BRIEF: Without any images, write the data out exactly as it appears.

DATA FOR THIS TASK:
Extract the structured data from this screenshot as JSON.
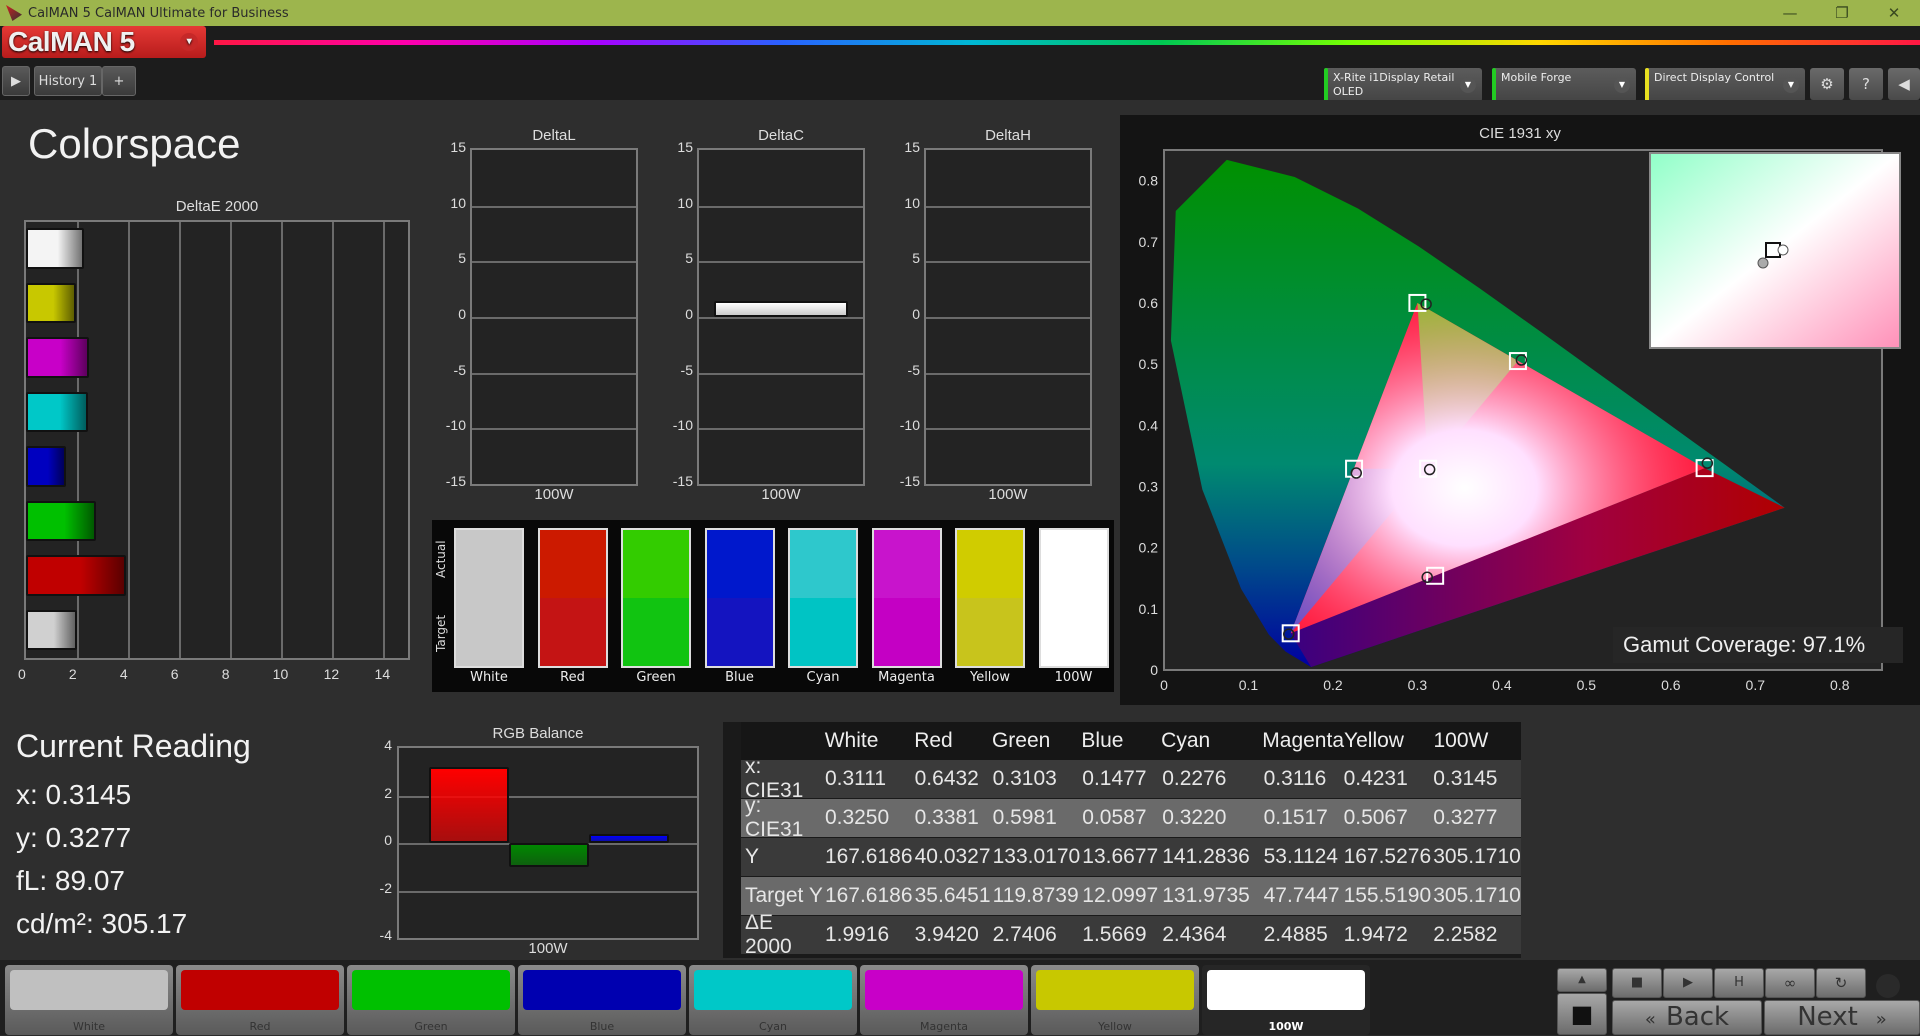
{
  "window": {
    "title": "CalMAN 5 CalMAN Ultimate for Business",
    "minimize": "—",
    "restore": "❐",
    "close": "✕"
  },
  "brand": {
    "name": "CalMAN 5",
    "dropdown": "▾"
  },
  "toolbar": {
    "play_icon": "▶",
    "history_tab": "History 1",
    "add_tab": "+",
    "devices": [
      {
        "line1": "X-Rite i1Display Retail",
        "line2": "OLED",
        "accent": "#22cc22"
      },
      {
        "line1": "Mobile Forge",
        "line2": "",
        "accent": "#22cc22"
      },
      {
        "line1": "Direct Display Control",
        "line2": "",
        "accent": "#e8e020"
      }
    ],
    "settings_icon": "⚙",
    "help_icon": "?",
    "collapse_icon": "◀"
  },
  "page": {
    "title": "Colorspace"
  },
  "deltaE_chart": {
    "title": "DeltaE 2000",
    "xlim": [
      0,
      15
    ],
    "ticks": [
      "0",
      "2",
      "4",
      "6",
      "8",
      "10",
      "12",
      "14"
    ],
    "bars": [
      {
        "name": "100W",
        "value": 2.2582,
        "color": "#f4f4f4"
      },
      {
        "name": "Yellow",
        "value": 1.9472,
        "color": "#c8c800"
      },
      {
        "name": "Magenta",
        "value": 2.4885,
        "color": "#c800c8"
      },
      {
        "name": "Cyan",
        "value": 2.4364,
        "color": "#00c8c8"
      },
      {
        "name": "Blue",
        "value": 1.5669,
        "color": "#0000c0"
      },
      {
        "name": "Green",
        "value": 2.7406,
        "color": "#00c000"
      },
      {
        "name": "Red",
        "value": 3.942,
        "color": "#c00000"
      },
      {
        "name": "White",
        "value": 1.9916,
        "color": "#d0d0d0"
      }
    ]
  },
  "delta_charts": [
    {
      "title": "DeltaL",
      "category": "100W",
      "value": 0,
      "ticks": [
        "15",
        "10",
        "5",
        "0",
        "-5",
        "-10",
        "-15"
      ]
    },
    {
      "title": "DeltaC",
      "category": "100W",
      "value": 1.4,
      "ticks": [
        "15",
        "10",
        "5",
        "0",
        "-5",
        "-10",
        "-15"
      ]
    },
    {
      "title": "DeltaH",
      "category": "100W",
      "value": 0,
      "ticks": [
        "15",
        "10",
        "5",
        "0",
        "-5",
        "-10",
        "-15"
      ]
    }
  ],
  "swatches": {
    "actual_label": "Actual",
    "target_label": "Target",
    "items": [
      {
        "name": "White",
        "actual": "#c8c8c8",
        "target": "#c8c8c8"
      },
      {
        "name": "Red",
        "actual": "#cc1a00",
        "target": "#c41414"
      },
      {
        "name": "Green",
        "actual": "#33cc00",
        "target": "#11c411"
      },
      {
        "name": "Blue",
        "actual": "#0018cc",
        "target": "#1414c0"
      },
      {
        "name": "Cyan",
        "actual": "#2ec8cc",
        "target": "#00c4c4"
      },
      {
        "name": "Magenta",
        "actual": "#c814cc",
        "target": "#c400c4"
      },
      {
        "name": "Yellow",
        "actual": "#d0cc00",
        "target": "#c8c41c"
      },
      {
        "name": "100W",
        "actual": "#ffffff",
        "target": "#ffffff"
      }
    ]
  },
  "cie": {
    "title": "CIE 1931 xy",
    "gamut_label": "Gamut Coverage:",
    "gamut_value": "97.1%",
    "x_ticks": [
      "0",
      "0.1",
      "0.2",
      "0.3",
      "0.4",
      "0.5",
      "0.6",
      "0.7",
      "0.8"
    ],
    "y_ticks": [
      "0",
      "0.1",
      "0.2",
      "0.3",
      "0.4",
      "0.5",
      "0.6",
      "0.7",
      "0.8"
    ],
    "targets": [
      [
        0.64,
        0.33
      ],
      [
        0.3,
        0.6
      ],
      [
        0.15,
        0.06
      ],
      [
        0.3127,
        0.329
      ],
      [
        0.225,
        0.329
      ],
      [
        0.321,
        0.154
      ],
      [
        0.419,
        0.505
      ]
    ],
    "measured": [
      [
        0.6432,
        0.3381
      ],
      [
        0.3103,
        0.5981
      ],
      [
        0.1477,
        0.0587
      ],
      [
        0.3145,
        0.3277
      ],
      [
        0.2276,
        0.322
      ],
      [
        0.3116,
        0.1517
      ],
      [
        0.4231,
        0.5067
      ]
    ]
  },
  "current_reading": {
    "title": "Current Reading",
    "x": "x: 0.3145",
    "y": "y: 0.3277",
    "fL": "fL: 89.07",
    "cdm2": "cd/m²: 305.17"
  },
  "rgb_balance": {
    "title": "RGB Balance",
    "category": "100W",
    "ylim": [
      -4,
      4
    ],
    "ticks": [
      "4",
      "2",
      "0",
      "-2",
      "-4"
    ],
    "bars": [
      {
        "name": "R",
        "value": 3.2,
        "color": "#ff0000"
      },
      {
        "name": "G",
        "value": -1.0,
        "color": "#008800"
      },
      {
        "name": "B",
        "value": 0.4,
        "color": "#0000ff"
      }
    ]
  },
  "table": {
    "headers": [
      "",
      "White",
      "Red",
      "Green",
      "Blue",
      "Cyan",
      "Magenta",
      "Yellow",
      "100W"
    ],
    "rows": [
      [
        "x: CIE31",
        "0.3111",
        "0.6432",
        "0.3103",
        "0.1477",
        "0.2276",
        "0.3116",
        "0.4231",
        "0.3145"
      ],
      [
        "y: CIE31",
        "0.3250",
        "0.3381",
        "0.5981",
        "0.0587",
        "0.3220",
        "0.1517",
        "0.5067",
        "0.3277"
      ],
      [
        "Y",
        "167.6186",
        "40.0327",
        "133.0170",
        "13.6677",
        "141.2836",
        "53.1124",
        "167.5276",
        "305.1710"
      ],
      [
        "Target Y",
        "167.6186",
        "35.6451",
        "119.8739",
        "12.0997",
        "131.9735",
        "47.7447",
        "155.5190",
        "305.1710"
      ],
      [
        "ΔE 2000",
        "1.9916",
        "3.9420",
        "2.7406",
        "1.5669",
        "2.4364",
        "2.4885",
        "1.9472",
        "2.2582"
      ]
    ]
  },
  "bottom_swatches": [
    {
      "name": "White",
      "color": "#c0c0c0"
    },
    {
      "name": "Red",
      "color": "#c00000"
    },
    {
      "name": "Green",
      "color": "#00c000"
    },
    {
      "name": "Blue",
      "color": "#0000b0"
    },
    {
      "name": "Cyan",
      "color": "#00c8c8"
    },
    {
      "name": "Magenta",
      "color": "#c800c8"
    },
    {
      "name": "Yellow",
      "color": "#c8c800"
    },
    {
      "name": "100W",
      "color": "#ffffff",
      "selected": true
    }
  ],
  "nav": {
    "up_icon": "▲",
    "stop_icon": "■",
    "stop_small": "■",
    "play_icon": "▶",
    "hold_icon": "H",
    "loop_icon": "∞",
    "refresh_icon": "↻",
    "back": "Back",
    "next": "Next",
    "back_icon": "«",
    "next_icon": "»"
  }
}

WRITTEN ANSWER:
Extract the structured data from this screenshot as JSON.
{
  "window": {
    "title": "CalMAN 5 CalMAN Ultimate for Business",
    "minimize": "—",
    "restore": "❐",
    "close": "✕"
  },
  "brand": {
    "name": "CalMAN 5",
    "dropdown": "▾"
  },
  "toolbar": {
    "play_icon": "▶",
    "history_tab": "History 1",
    "add_tab": "+",
    "devices": [
      {
        "line1": "X-Rite i1Display Retail",
        "line2": "OLED",
        "accent": "#22cc22"
      },
      {
        "line1": "Mobile Forge",
        "line2": "",
        "accent": "#22cc22"
      },
      {
        "line1": "Direct Display Control",
        "line2": "",
        "accent": "#e8e020"
      }
    ],
    "settings_icon": "⚙",
    "help_icon": "?",
    "collapse_icon": "◀"
  },
  "page": {
    "title": "Colorspace"
  },
  "deltaE_chart": {
    "title": "DeltaE 2000",
    "xlim": [
      0,
      15
    ],
    "ticks": [
      "0",
      "2",
      "4",
      "6",
      "8",
      "10",
      "12",
      "14"
    ],
    "bars": [
      {
        "name": "100W",
        "value": 2.2582,
        "color": "#f4f4f4"
      },
      {
        "name": "Yellow",
        "value": 1.9472,
        "color": "#c8c800"
      },
      {
        "name": "Magenta",
        "value": 2.4885,
        "color": "#c800c8"
      },
      {
        "name": "Cyan",
        "value": 2.4364,
        "color": "#00c8c8"
      },
      {
        "name": "Blue",
        "value": 1.5669,
        "color": "#0000c0"
      },
      {
        "name": "Green",
        "value": 2.7406,
        "color": "#00c000"
      },
      {
        "name": "Red",
        "value": 3.942,
        "color": "#c00000"
      },
      {
        "name": "White",
        "value": 1.9916,
        "color": "#d0d0d0"
      }
    ]
  },
  "delta_charts": [
    {
      "title": "DeltaL",
      "category": "100W",
      "value": 0,
      "ticks": [
        "15",
        "10",
        "5",
        "0",
        "-5",
        "-10",
        "-15"
      ]
    },
    {
      "title": "DeltaC",
      "category": "100W",
      "value": 1.4,
      "ticks": [
        "15",
        "10",
        "5",
        "0",
        "-5",
        "-10",
        "-15"
      ]
    },
    {
      "title": "DeltaH",
      "category": "100W",
      "value": 0,
      "ticks": [
        "15",
        "10",
        "5",
        "0",
        "-5",
        "-10",
        "-15"
      ]
    }
  ],
  "swatches": {
    "actual_label": "Actual",
    "target_label": "Target",
    "items": [
      {
        "name": "White",
        "actual": "#c8c8c8",
        "target": "#c8c8c8"
      },
      {
        "name": "Red",
        "actual": "#cc1a00",
        "target": "#c41414"
      },
      {
        "name": "Green",
        "actual": "#33cc00",
        "target": "#11c411"
      },
      {
        "name": "Blue",
        "actual": "#0018cc",
        "target": "#1414c0"
      },
      {
        "name": "Cyan",
        "actual": "#2ec8cc",
        "target": "#00c4c4"
      },
      {
        "name": "Magenta",
        "actual": "#c814cc",
        "target": "#c400c4"
      },
      {
        "name": "Yellow",
        "actual": "#d0cc00",
        "target": "#c8c41c"
      },
      {
        "name": "100W",
        "actual": "#ffffff",
        "target": "#ffffff"
      }
    ]
  },
  "cie": {
    "title": "CIE 1931 xy",
    "gamut_label": "Gamut Coverage:",
    "gamut_value": "97.1%",
    "x_ticks": [
      "0",
      "0.1",
      "0.2",
      "0.3",
      "0.4",
      "0.5",
      "0.6",
      "0.7",
      "0.8"
    ],
    "y_ticks": [
      "0",
      "0.1",
      "0.2",
      "0.3",
      "0.4",
      "0.5",
      "0.6",
      "0.7",
      "0.8"
    ],
    "targets": [
      [
        0.64,
        0.33
      ],
      [
        0.3,
        0.6
      ],
      [
        0.15,
        0.06
      ],
      [
        0.3127,
        0.329
      ],
      [
        0.225,
        0.329
      ],
      [
        0.321,
        0.154
      ],
      [
        0.419,
        0.505
      ]
    ],
    "measured": [
      [
        0.6432,
        0.3381
      ],
      [
        0.3103,
        0.5981
      ],
      [
        0.1477,
        0.0587
      ],
      [
        0.3145,
        0.3277
      ],
      [
        0.2276,
        0.322
      ],
      [
        0.3116,
        0.1517
      ],
      [
        0.4231,
        0.5067
      ]
    ]
  },
  "current_reading": {
    "title": "Current Reading",
    "x": "x: 0.3145",
    "y": "y: 0.3277",
    "fL": "fL: 89.07",
    "cdm2": "cd/m²: 305.17"
  },
  "rgb_balance": {
    "title": "RGB Balance",
    "category": "100W",
    "ylim": [
      -4,
      4
    ],
    "ticks": [
      "4",
      "2",
      "0",
      "-2",
      "-4"
    ],
    "bars": [
      {
        "name": "R",
        "value": 3.2,
        "color": "#ff0000"
      },
      {
        "name": "G",
        "value": -1.0,
        "color": "#008800"
      },
      {
        "name": "B",
        "value": 0.4,
        "color": "#0000ff"
      }
    ]
  },
  "table": {
    "headers": [
      "",
      "White",
      "Red",
      "Green",
      "Blue",
      "Cyan",
      "Magenta",
      "Yellow",
      "100W"
    ],
    "rows": [
      [
        "x: CIE31",
        "0.3111",
        "0.6432",
        "0.3103",
        "0.1477",
        "0.2276",
        "0.3116",
        "0.4231",
        "0.3145"
      ],
      [
        "y: CIE31",
        "0.3250",
        "0.3381",
        "0.5981",
        "0.0587",
        "0.3220",
        "0.1517",
        "0.5067",
        "0.3277"
      ],
      [
        "Y",
        "167.6186",
        "40.0327",
        "133.0170",
        "13.6677",
        "141.2836",
        "53.1124",
        "167.5276",
        "305.1710"
      ],
      [
        "Target Y",
        "167.6186",
        "35.6451",
        "119.8739",
        "12.0997",
        "131.9735",
        "47.7447",
        "155.5190",
        "305.1710"
      ],
      [
        "ΔE 2000",
        "1.9916",
        "3.9420",
        "2.7406",
        "1.5669",
        "2.4364",
        "2.4885",
        "1.9472",
        "2.2582"
      ]
    ]
  },
  "bottom_swatches": [
    {
      "name": "White",
      "color": "#c0c0c0"
    },
    {
      "name": "Red",
      "color": "#c00000"
    },
    {
      "name": "Green",
      "color": "#00c000"
    },
    {
      "name": "Blue",
      "color": "#0000b0"
    },
    {
      "name": "Cyan",
      "color": "#00c8c8"
    },
    {
      "name": "Magenta",
      "color": "#c800c8"
    },
    {
      "name": "Yellow",
      "color": "#c8c800"
    },
    {
      "name": "100W",
      "color": "#ffffff",
      "selected": true
    }
  ],
  "nav": {
    "up_icon": "▲",
    "stop_icon": "■",
    "stop_small": "■",
    "play_icon": "▶",
    "hold_icon": "H",
    "loop_icon": "∞",
    "refresh_icon": "↻",
    "back": "Back",
    "next": "Next",
    "back_icon": "«",
    "next_icon": "»"
  }
}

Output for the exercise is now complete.